Trade-in value is not a consideration. You just turn the vehicle over to the leasing company. If there is no extraordinary damage and the miles are within the allowed maximum the deal is simply over with.

Financial Considerations

For some the choice of buying or leasing comes down to one basic consideration: which is cheaper in the long run? There are a lot of factors involved and both methods have their merits.

Leasing

  • If the percentage rate and down payment are the same, you’ll end up paying less per month with a lease.
  • When the payment period is ended you simply walk away from a lease, in which case you owe nothing, but have no vehicle. If you like the leased vehicle, you’ll have the opportunity to purchase it. Otherwise you’ll have to either lease or buy a different car.
  • Leases carry conditions, such as a limit on the number of miles you’re allowed during the lease period. If you exceed the limit it will cost extra.
  • As long as you take care of the leased vehicle it will retain its value and won’t cost you anything extra for damage at the end of the lease.
  • By continually leasing you can always be driving a new vehicle.

 

Owning

  • If you paid cash or have your vehicle paid off when you trade-in your car–in other words, if you own it outright–it will probably cost you less to buy than to lease.
  • If you own your car, you can put as many miles on it as you choose, but remember, a high mileage vehicle is worth significantly less at trade-in time.
  • Owning a vehicle means having value in the car to use toward a down payment for another vehicle.
  • You can trade-in the car at any time. However it may not be a financially sound decision unless the car is worth more than you owe on it.
  • Buying a vehicle is less complicated than leasing. Simply put, as long as you make the payments on time the car is yours to do with as you will.

 

Can leasing a car save you money? As you can see, there are pros and cons to either choice. The bottom line is you’ll have to negotiate with the dealer, discuss all your options, and then decide whether buying or leasing is the best choice for you. Like any other decision you make in your life, gathering as much information ahead of time is the intelligent thing to do.

Guest post from Bailey Harris. Bailey writes on many topics, including Auto Insurance Quotes for www.carinsurancequotes.net.

Personal Loans for the Person with No Collateral

February 6, 2011 | Personal Loans | No Comments

Getting emergency cash can be difficult for almost anyone in a down economy. But the hopes for finding online loans for anyone without collateral to offer might seem positively dim.

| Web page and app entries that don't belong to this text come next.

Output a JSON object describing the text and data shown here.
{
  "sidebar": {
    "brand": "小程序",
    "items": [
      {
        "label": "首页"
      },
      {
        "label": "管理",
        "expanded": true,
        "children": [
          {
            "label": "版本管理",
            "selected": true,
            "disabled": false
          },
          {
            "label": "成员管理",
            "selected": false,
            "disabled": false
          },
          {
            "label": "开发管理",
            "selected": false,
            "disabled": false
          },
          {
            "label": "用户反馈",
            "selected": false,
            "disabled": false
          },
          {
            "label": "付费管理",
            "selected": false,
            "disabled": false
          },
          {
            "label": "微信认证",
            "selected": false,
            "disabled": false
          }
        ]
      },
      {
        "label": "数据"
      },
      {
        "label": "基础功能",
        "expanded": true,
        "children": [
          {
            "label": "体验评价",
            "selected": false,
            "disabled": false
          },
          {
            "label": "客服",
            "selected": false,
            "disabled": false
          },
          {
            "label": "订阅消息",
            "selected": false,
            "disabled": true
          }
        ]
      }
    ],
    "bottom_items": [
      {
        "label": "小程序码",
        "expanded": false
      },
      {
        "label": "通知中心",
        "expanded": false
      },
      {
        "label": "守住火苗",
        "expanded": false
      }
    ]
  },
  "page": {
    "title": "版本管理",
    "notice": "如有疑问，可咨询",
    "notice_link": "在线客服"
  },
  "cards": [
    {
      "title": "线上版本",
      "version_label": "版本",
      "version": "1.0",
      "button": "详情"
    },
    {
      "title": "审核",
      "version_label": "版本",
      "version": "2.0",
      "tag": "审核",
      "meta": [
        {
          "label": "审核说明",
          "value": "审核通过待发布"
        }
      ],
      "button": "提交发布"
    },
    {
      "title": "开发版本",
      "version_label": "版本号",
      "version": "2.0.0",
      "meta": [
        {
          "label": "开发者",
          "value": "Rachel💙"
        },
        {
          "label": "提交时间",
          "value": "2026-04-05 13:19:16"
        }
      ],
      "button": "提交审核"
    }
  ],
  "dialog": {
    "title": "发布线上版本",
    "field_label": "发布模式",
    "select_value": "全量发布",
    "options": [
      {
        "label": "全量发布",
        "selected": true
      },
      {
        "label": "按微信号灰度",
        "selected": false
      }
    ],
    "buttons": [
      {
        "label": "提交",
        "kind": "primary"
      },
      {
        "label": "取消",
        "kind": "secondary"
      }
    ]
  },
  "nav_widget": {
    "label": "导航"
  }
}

After all, most people without collateral to offer may well not have a very good credit rating. But there is a form of short-term financing available to individuals who have jobs. This is a personal loan in the form of a paycheque advance. More recently the arrival of online sources of quick quid have made such loans much easier to get and more popular in recent years.

How can a working person get online loans? And how fast can the cash arrive?

The process is relatively simple and takes very little time. With most lenders of quick quid, it happens in three steps:

1. Find a lender online. Review the terms of their online loans to compare between paycheque advance companies.

2. Complete the online application. Lenders generally look to see if you have a job, how much you earn in a pay period, and if you have a bank account. What is not necessary is a very good credit rating. Also, there are no collateral requirements with online paycheque fast cash loans.

3. Check with your bank. The online loans are deposited directly into your account, and can be accessed in as little as one hour (or overnight, depending on the time of day that you submit your application).

The use of an online paycheque advance loan is unrestricted. For many, it can be used to cover household expenses or emergencies, such as an unplanned trip. In some cases, borrowers were travelling abroad and needed the cash on their trip. With access to a foreign ATM it is possible to get money simply through the use of a smart phone.

Online loans against a paycheque are like all others in that they need to be repaid. The earlier a borrower finishes the repayment, the lower the costs of the loan overall.